### Exercise prompt
Please show every line from the entries that carries the word "title".

### The input
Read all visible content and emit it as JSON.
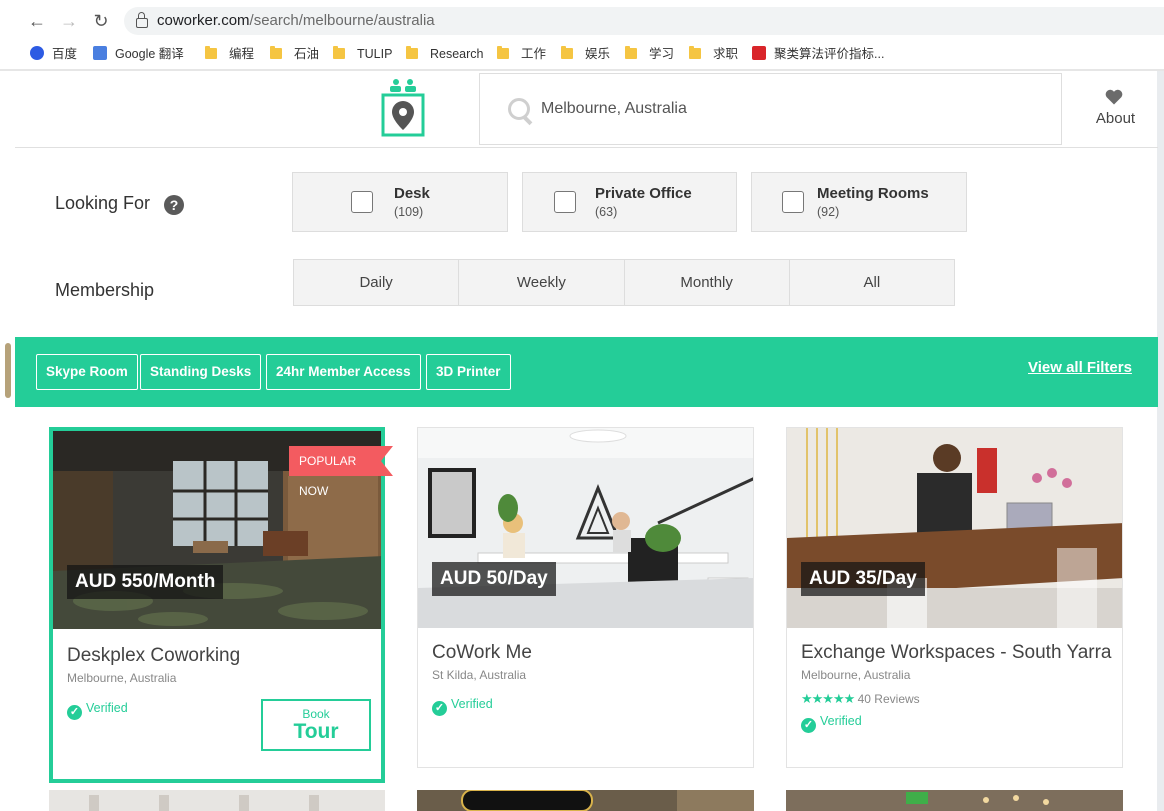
{
  "browser": {
    "url_host": "coworker.com",
    "url_path": "/search/melbourne/australia",
    "bookmarks": [
      "百度",
      "Google 翻译",
      "编程",
      "石油",
      "TULIP",
      "Research",
      "工作",
      "娱乐",
      "学习",
      "求职",
      "聚类算法评价指标..."
    ]
  },
  "header": {
    "search_value": "Melbourne, Australia",
    "about_label": "About"
  },
  "filters": {
    "looking_for_label": "Looking For",
    "help_symbol": "?",
    "options": [
      {
        "title": "Desk",
        "count": "(109)"
      },
      {
        "title": "Private Office",
        "count": "(63)"
      },
      {
        "title": "Meeting Rooms",
        "count": "(92)"
      }
    ],
    "membership_label": "Membership",
    "membership_options": [
      "Daily",
      "Weekly",
      "Monthly",
      "All"
    ]
  },
  "amenities": {
    "tags": [
      "Skype Room",
      "Standing Desks",
      "24hr Member Access",
      "3D Printer"
    ],
    "view_all": "View all Filters"
  },
  "cards": [
    {
      "price": "AUD 550/Month",
      "title": "Deskplex Coworking",
      "location": "Melbourne, Australia",
      "verified": "Verified",
      "badge": "POPULAR NOW",
      "tour_small": "Book",
      "tour_big": "Tour"
    },
    {
      "price": "AUD 50/Day",
      "title": "CoWork Me",
      "location": "St Kilda, Australia",
      "verified": "Verified"
    },
    {
      "price": "AUD 35/Day",
      "title": "Exchange Workspaces - South Yarra",
      "location": "Melbourne, Australia",
      "reviews": "40 Reviews",
      "rating": 5,
      "verified": "Verified"
    }
  ],
  "colors": {
    "accent": "#24cd98",
    "badge": "#f35b60"
  }
}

### Expected output
        "title": "Desk",
        "title": "Private Office",
        "title": "Meeting Rooms",
      "title": "Deskplex Coworking",
      "title": "CoWork Me",
      "title": "Exchange Workspaces - South Yarra",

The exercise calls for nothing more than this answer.